"When they throw the book at you, remember to duck. A predatory lawyer gets some of her own treatment."
-- DVD description of the episode
Predatory, shameless, and obnoxious ambulance chasing lawyer Geraldine Ferrett gets busted in the remote small town of Stuecksville for a moving violation. Ferrett initially thinks that she can simply resolve the situation by paying a fine, but soon discovers that the folks in Stuecksville have a very odd and strict concept of justice.
Opening Segment Edit"From over seas and underworld, it's the Crypt Keeper Noose Network. Good evening crypts. In the news tonight, wolfman bites dog, vampires say life sucks, mummy takes the wrap after years in "de Nile," and illiterate zombies insist they're better dead than read. This just in. And our top story tonight is a nasty little soundbite about an ambulance-chasing lawyer whose about to bleed the toughest case of her life. I call it "Let the Punishment Fit the Crime."
Closing Segment Edit"Talk about trial and terror. Still, I think Geri will do just fine. I mean aside from the occasional attack of motion sickness. And now it's time for business news. So Chip, what happened on the shock exchanges today. Oh! Oh sorry, looks like it's time for the spurts report instead. Oh boy!"
- This episode is included on the Tales from the Crypt: The Complete Sixth Season DVD collection.
- "Let the Punishment Fit the Crime" aired on the same night as "Only Skin Deep".
- The setting for this episode is New York State.
- This episode plays with the convention of the "Groundhog Day" scenario, wherein the protagonist (or antagonist), finds themselves replaying the same nightmare over and over, but with some varying differences.
- The Crypt Keeper is presented as an anchorman for CKNN, which is an acronym that stands for Crypt Keeper Noose Network.
- The man who is seen being dragged into courtroom B is Scott Nimerfro. He is actually a writer on the series who has written episodes such as "Judy, You're Not Yourself Today", "Werewolf Concerto", "People Who Live in Brass Hearses", and "Came the Dawn".

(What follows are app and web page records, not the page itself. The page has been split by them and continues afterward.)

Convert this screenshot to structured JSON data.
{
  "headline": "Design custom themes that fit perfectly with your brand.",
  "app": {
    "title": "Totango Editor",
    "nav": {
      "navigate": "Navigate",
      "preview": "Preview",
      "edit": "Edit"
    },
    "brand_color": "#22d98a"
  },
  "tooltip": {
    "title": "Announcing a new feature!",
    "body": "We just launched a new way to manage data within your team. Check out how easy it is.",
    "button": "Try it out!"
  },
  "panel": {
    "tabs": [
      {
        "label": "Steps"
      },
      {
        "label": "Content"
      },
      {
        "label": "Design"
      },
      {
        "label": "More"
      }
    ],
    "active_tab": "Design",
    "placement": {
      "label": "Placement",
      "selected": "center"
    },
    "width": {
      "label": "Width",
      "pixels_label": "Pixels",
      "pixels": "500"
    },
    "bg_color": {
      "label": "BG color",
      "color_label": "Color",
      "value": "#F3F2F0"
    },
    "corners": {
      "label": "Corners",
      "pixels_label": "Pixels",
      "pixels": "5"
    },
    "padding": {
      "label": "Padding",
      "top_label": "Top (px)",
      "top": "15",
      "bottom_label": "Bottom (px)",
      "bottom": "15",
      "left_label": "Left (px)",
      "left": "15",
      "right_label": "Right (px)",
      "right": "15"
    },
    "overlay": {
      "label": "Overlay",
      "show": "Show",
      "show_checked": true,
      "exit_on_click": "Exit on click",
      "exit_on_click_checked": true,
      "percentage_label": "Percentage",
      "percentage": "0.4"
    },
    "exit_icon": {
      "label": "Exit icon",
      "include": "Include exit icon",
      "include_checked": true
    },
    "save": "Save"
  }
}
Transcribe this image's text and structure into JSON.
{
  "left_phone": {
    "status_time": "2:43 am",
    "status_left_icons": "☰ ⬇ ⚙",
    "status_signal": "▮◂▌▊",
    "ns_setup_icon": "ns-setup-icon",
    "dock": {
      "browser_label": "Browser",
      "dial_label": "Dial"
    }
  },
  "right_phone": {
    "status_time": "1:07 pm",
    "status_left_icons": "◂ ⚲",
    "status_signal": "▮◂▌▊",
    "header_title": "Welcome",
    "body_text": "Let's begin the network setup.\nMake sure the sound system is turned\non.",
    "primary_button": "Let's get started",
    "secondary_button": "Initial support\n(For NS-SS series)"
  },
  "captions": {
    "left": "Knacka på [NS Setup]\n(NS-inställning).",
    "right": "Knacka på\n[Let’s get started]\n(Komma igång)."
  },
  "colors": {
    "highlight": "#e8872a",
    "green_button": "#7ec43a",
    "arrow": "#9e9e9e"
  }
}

- The title comes from a song from the comic opera The Mikado with music by Arthur Sullivan and lyrics by W.S. Gilbert. The song details the unique punishments for crimes doled out by The Lord High Executioner of the play.
- In the opening segments, comic covers from past episodes Werewolf Concerto, The Reluctant Vampire, Lower Berth, and Til Death.